#### Exercise data:
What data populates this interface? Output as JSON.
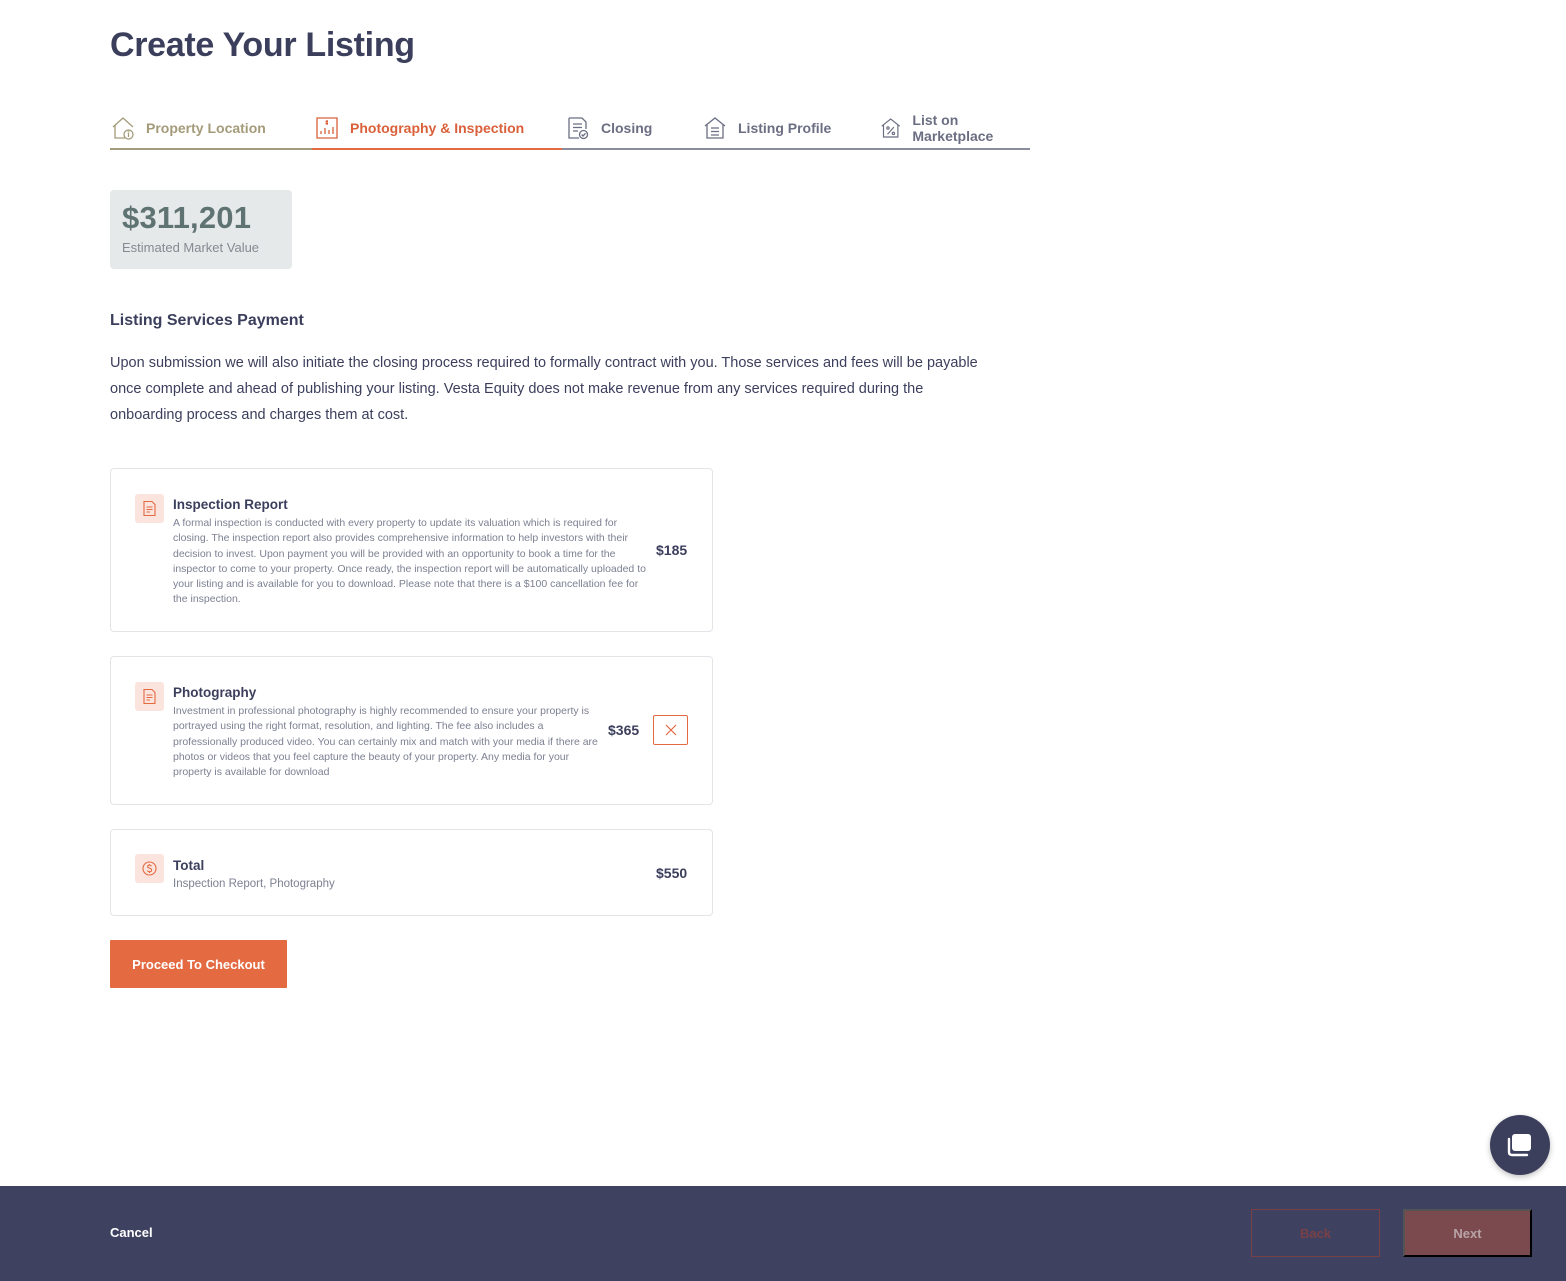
{
  "page": {
    "title": "Create Your Listing"
  },
  "steps": [
    {
      "label": "Property Location",
      "icon": "house-info-icon",
      "state": "done"
    },
    {
      "label": "Photography & Inspection",
      "icon": "document-chart-icon",
      "state": "active"
    },
    {
      "label": "Closing",
      "icon": "document-check-icon",
      "state": "pending"
    },
    {
      "label": "Listing Profile",
      "icon": "house-list-icon",
      "state": "pending"
    },
    {
      "label": "List on Marketplace",
      "icon": "house-percent-icon",
      "state": "pending"
    }
  ],
  "valuation": {
    "amount": "$311,201",
    "label": "Estimated Market Value"
  },
  "section": {
    "title": "Listing Services Payment",
    "description": "Upon submission we will also initiate the closing process required to formally contract with you. Those services and fees will be payable once complete and ahead of publishing your listing. Vesta Equity does not make revenue from any services required during the onboarding process and charges them at cost."
  },
  "services": [
    {
      "name": "Inspection Report",
      "icon": "document-icon",
      "description": "A formal inspection is conducted with every property to update its valuation which is required for closing. The inspection report also provides comprehensive information to help investors with their decision to invest. Upon payment you will be provided with an opportunity to book a time for the inspector to come to your property. Once ready, the inspection report will be automatically uploaded to your listing and is available for you to download. Please note that there is a $100 cancellation fee for the inspection.",
      "price": "$185",
      "removable": false
    },
    {
      "name": "Photography",
      "icon": "document-icon",
      "description": "Investment in professional photography is highly recommended to ensure your property is portrayed using the right format, resolution, and lighting. The fee also includes a professionally produced video. You can certainly mix and match with your media if there are photos or videos that you feel capture the beauty of your property. Any media for your property is available for download",
      "price": "$365",
      "removable": true
    }
  ],
  "total": {
    "name": "Total",
    "icon": "dollar-circle-icon",
    "items": "Inspection Report, Photography",
    "price": "$550"
  },
  "buttons": {
    "checkout": "Proceed To Checkout",
    "cancel": "Cancel",
    "back": "Back",
    "next": "Next"
  },
  "colors": {
    "accent": "#e46a42",
    "navy": "#3e4160",
    "done": "#a49b7a",
    "valueText": "#5f7373"
  },
  "chat": {
    "icon": "chat-icon"
  }
}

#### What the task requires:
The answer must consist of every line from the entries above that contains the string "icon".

#### Answer box:
      "icon": "house-info-icon",
      "icon": "document-chart-icon",
      "icon": "document-check-icon",
      "icon": "house-list-icon",
      "icon": "house-percent-icon",
      "icon": "document-icon",
      "icon": "document-icon",
    "icon": "dollar-circle-icon",
    "icon": "chat-icon"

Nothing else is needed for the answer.